The figures also show that over the same period directions hearings have increased in average (mean) duration across most representation types, while full hearings have decreased in average (mean) duration, particularly when neither parties were represented.
They also suggest there has been a substantial decrease in the average number of hearings per case, although this does appear to be part of a longer term trend, it’s noted.
The findings, however, appear to contradict the findings of family law organisation Resolution.
The association of family lawyers says the findings, which are based on average rather than actual hearing times, directly contradict the experiences of its members who work in the family courts.
A recent survey among Resolution lawyers showed how almost 70 per cent said when they act in proceedings where the other party is unrepresented family court resources have to be diverted to aid that party – lengthening hearings.
The survey also showed how 80 per cent of respondents said legal costs of the represented party increase when one or more litigants in person are involved in a case.
Questions have been raised, however, about the legitimacy of the statistics released. The published figures aren’t actual court hearing duration times, but represent estimated durations.
The figures are drawn from two computer systems; the Family man system, which judges use to record an estimate for how long a case will take to hear, often before they know whether either party has representation or not, and the eDiary, a scheduling tool used by listings officers to allocate cases.
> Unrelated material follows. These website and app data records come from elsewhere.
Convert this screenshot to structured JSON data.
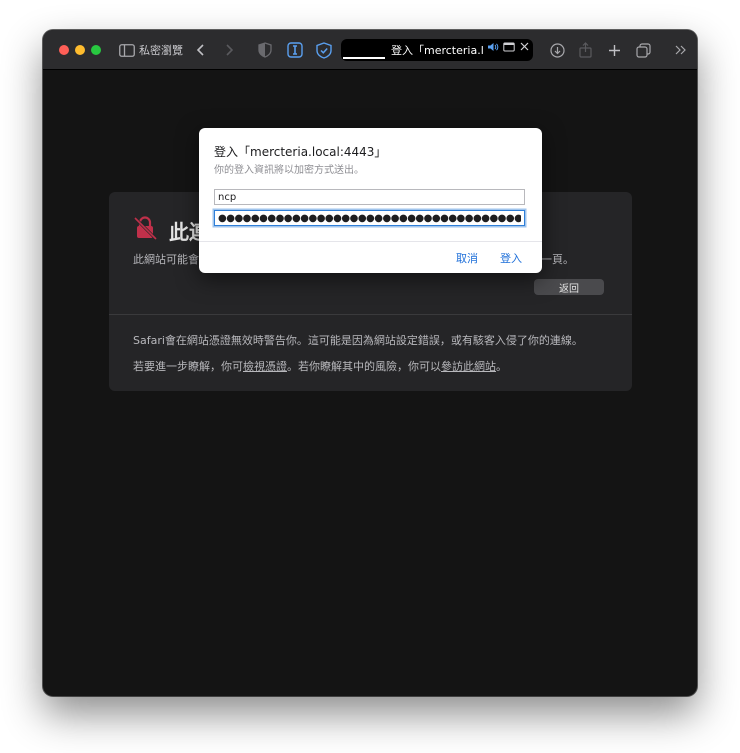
{
  "toolbar": {
    "sidebar_label": "私密瀏覽",
    "tab_title": "登入「mercteria.l...",
    "nav_back_icon": "chevron-left-icon",
    "nav_forward_icon": "chevron-right-icon"
  },
  "error_page": {
    "title": "此連",
    "body_start": "此網站可能會",
    "body_end": "一頁。",
    "back_button": "返回",
    "info_line1": "Safari會在網站憑證無效時警告你。這可能是因為網站設定錯誤，或有駭客入侵了你的連線。",
    "info_line2_a": "若要進一步瞭解，你可",
    "info_link1": "檢視憑證",
    "info_line2_b": "。若你瞭解其中的風險，你可以",
    "info_link2": "參訪此網站",
    "info_line2_c": "。"
  },
  "login_dialog": {
    "title": "登入「mercteria.local:4443」",
    "subtitle": "你的登入資訊將以加密方式送出。",
    "username_value": "ncp",
    "password_value": "●●●●●●●●●●●●●●●●●●●●●●●●●●●●●●●●●●●●●●●●●●●●",
    "cancel_label": "取消",
    "login_label": "登入"
  },
  "colors": {
    "accent": "#1e6fd9",
    "window_bg": "#141414",
    "toolbar_bg": "#2c2c2e"
  }
}
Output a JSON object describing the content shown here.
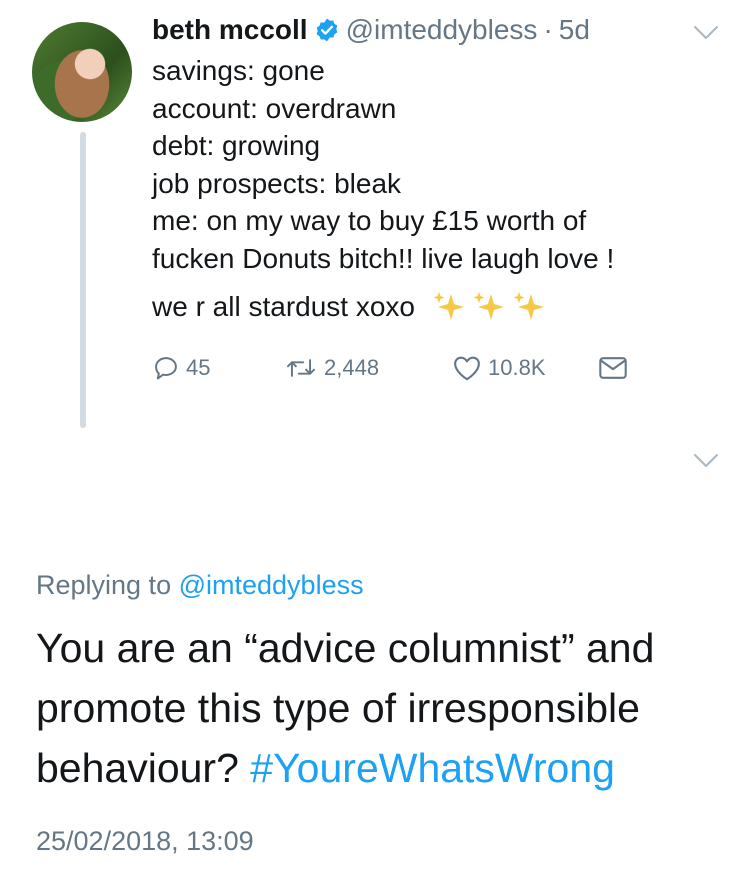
{
  "tweet": {
    "display_name": "beth mccoll",
    "handle": "@imteddybless",
    "separator": "·",
    "age": "5d",
    "lines": [
      "savings: gone",
      "account: overdrawn",
      "debt: growing",
      "job prospects: bleak",
      "me: on my way to buy £15 worth of",
      "fucken Donuts bitch!! live laugh love !"
    ],
    "last_line": "we r all stardust xoxo",
    "actions": {
      "replies": "45",
      "retweets": "2,448",
      "likes": "10.8K"
    }
  },
  "reply": {
    "replying_prefix": "Replying to",
    "replying_handle": "@imteddybless",
    "text": "You are an “advice columnist” and promote this type of irresponsible behaviour?",
    "hashtag": "#YoureWhatsWrong",
    "timestamp": "25/02/2018, 13:09"
  },
  "colors": {
    "text": "#14171a",
    "muted": "#657786",
    "accent": "#1da1f2",
    "thread_line": "#d3dbe2"
  },
  "icons": [
    "reply-icon",
    "retweet-icon",
    "like-icon",
    "direct-message-icon",
    "verified-badge-icon",
    "chevron-down-icon",
    "sparkles-icon"
  ]
}
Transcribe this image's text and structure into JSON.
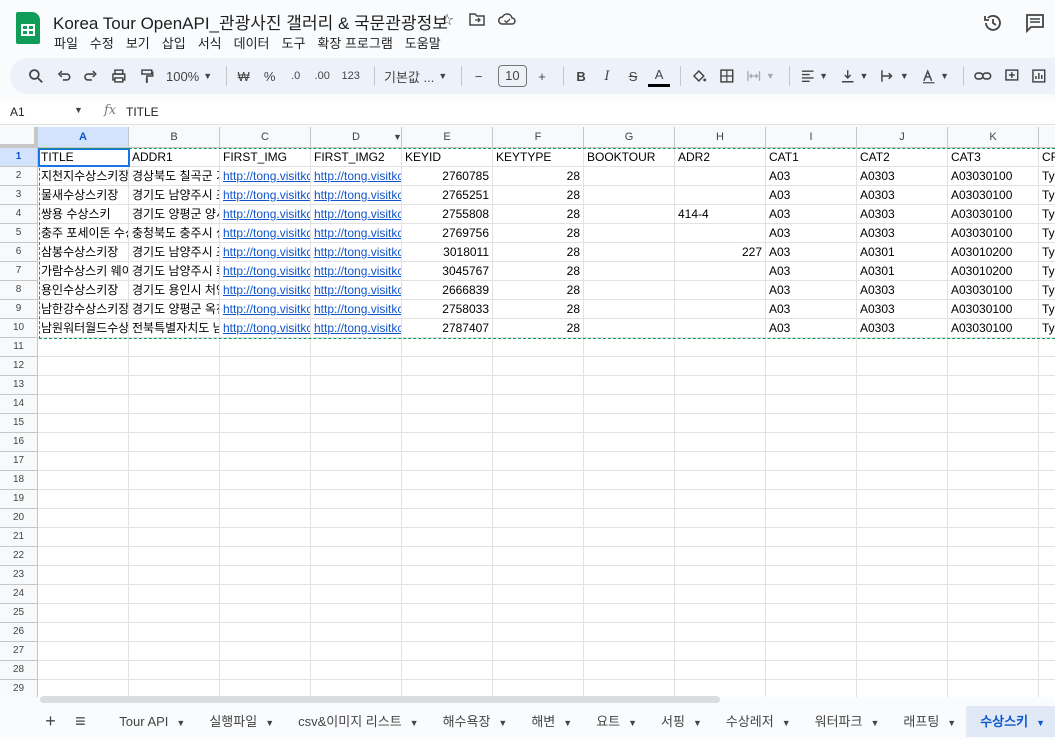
{
  "doc": {
    "title": "Korea Tour OpenAPI_관광사진 갤러리 & 국문관광정보"
  },
  "menu": [
    "파일",
    "수정",
    "보기",
    "삽입",
    "서식",
    "데이터",
    "도구",
    "확장 프로그램",
    "도움말"
  ],
  "toolbar": {
    "zoom": "100%",
    "currency": "₩",
    "percent": "%",
    "dec_decrease": ".0",
    "dec_increase": ".00",
    "format_123": "123",
    "font": "기본값 ...",
    "font_size": "10",
    "bold": "B",
    "italic": "I",
    "strike": "S",
    "text_color": "A"
  },
  "formula_bar": {
    "cell_ref": "A1",
    "fx": "fx",
    "value": "TITLE"
  },
  "columns": [
    "A",
    "B",
    "C",
    "D",
    "E",
    "F",
    "G",
    "H",
    "I",
    "J",
    "K"
  ],
  "row_numbers": [
    "1",
    "2",
    "3",
    "4",
    "5",
    "6",
    "7",
    "8",
    "9",
    "10",
    "11",
    "12",
    "13",
    "14",
    "15",
    "16",
    "17",
    "18",
    "19",
    "20",
    "21",
    "22",
    "23",
    "24",
    "25",
    "26",
    "27",
    "28",
    "29"
  ],
  "rows": [
    [
      "TITLE",
      "ADDR1",
      "FIRST_IMG",
      "FIRST_IMG2",
      "KEYID",
      "KEYTYPE",
      "BOOKTOUR",
      "ADR2",
      "CAT1",
      "CAT2",
      "CAT3",
      "CR"
    ],
    [
      "지천지수상스키장",
      "경상북도 칠곡군 기",
      "http://tong.visitkc",
      "http://tong.visitkc",
      "2760785",
      "28",
      "",
      "",
      "A03",
      "A0303",
      "A03030100",
      "Ty"
    ],
    [
      "물새수상스키장",
      "경기도 남양주시 조",
      "http://tong.visitkc",
      "http://tong.visitkc",
      "2765251",
      "28",
      "",
      "",
      "A03",
      "A0303",
      "A03030100",
      "Ty"
    ],
    [
      "쌍용 수상스키",
      "경기도 양평군 양서",
      "http://tong.visitkc",
      "http://tong.visitkc",
      "2755808",
      "28",
      "",
      "414-4",
      "A03",
      "A0303",
      "A03030100",
      "Ty"
    ],
    [
      "충주 포세이돈 수상",
      "충청북도 충주시 실",
      "http://tong.visitkc",
      "http://tong.visitkc",
      "2769756",
      "28",
      "",
      "",
      "A03",
      "A0303",
      "A03030100",
      "Ty"
    ],
    [
      "삼봉수상스키장",
      "경기도 남양주시 조",
      "http://tong.visitkc",
      "http://tong.visitkc",
      "3018011",
      "28",
      "",
      "227",
      "A03",
      "A0301",
      "A03010200",
      "Ty"
    ],
    [
      "가람수상스키 웨이",
      "경기도 남양주시 화",
      "http://tong.visitkc",
      "http://tong.visitkc",
      "3045767",
      "28",
      "",
      "",
      "A03",
      "A0301",
      "A03010200",
      "Ty"
    ],
    [
      "용인수상스키장",
      "경기도 용인시 처인",
      "http://tong.visitkc",
      "http://tong.visitkc",
      "2666839",
      "28",
      "",
      "",
      "A03",
      "A0303",
      "A03030100",
      "Ty"
    ],
    [
      "남한강수상스키장",
      "경기도 양평군 옥천",
      "http://tong.visitkc",
      "http://tong.visitkc",
      "2758033",
      "28",
      "",
      "",
      "A03",
      "A0303",
      "A03030100",
      "Ty"
    ],
    [
      "남원워터월드수상",
      "전북특별자치도 남",
      "http://tong.visitkc",
      "http://tong.visitkc",
      "2787407",
      "28",
      "",
      "",
      "A03",
      "A0303",
      "A03030100",
      "Ty"
    ]
  ],
  "sheet_tabs": {
    "add": "+",
    "list": "≡",
    "tabs": [
      "Tour API",
      "실행파일",
      "csv&이미지 리스트",
      "해수욕장",
      "해변",
      "요트",
      "서핑",
      "수상레저",
      "워터파크",
      "래프팅",
      "수상스키"
    ],
    "active": "수상스키"
  },
  "colors": {
    "accent": "#0b57d0",
    "sheets_green": "#0f9d58",
    "link": "#1155cc"
  }
}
Neither is comprehensive or designed to produce reliable statistical data.
Regardless of whether the figures represent a legitimate fall in duration time or not, one of The Family Law Company’s Exeter Solicitors, Vanessa Priddis, says such a decrease may not be a good thing.
“Whilst it is pleasant to note that the survey says hearings may be taking less court time this is not my experience,” she said. “The survey fails to deal with how many of these cases return to court as the parties felt pressurised to rush things – did the outcomes of the case really deal with the issues or was it a ‘sticking plaster’.
“Also there seems to be no clear evidence as to whether the court users felt they received a fair hearing.
“Time taken can be no real indicator of success – only outcomes for children can be – less haste may in fact mean better outcomes and less likelihood of the cases coming back to the court or do we just want a conveyor type family justice system?”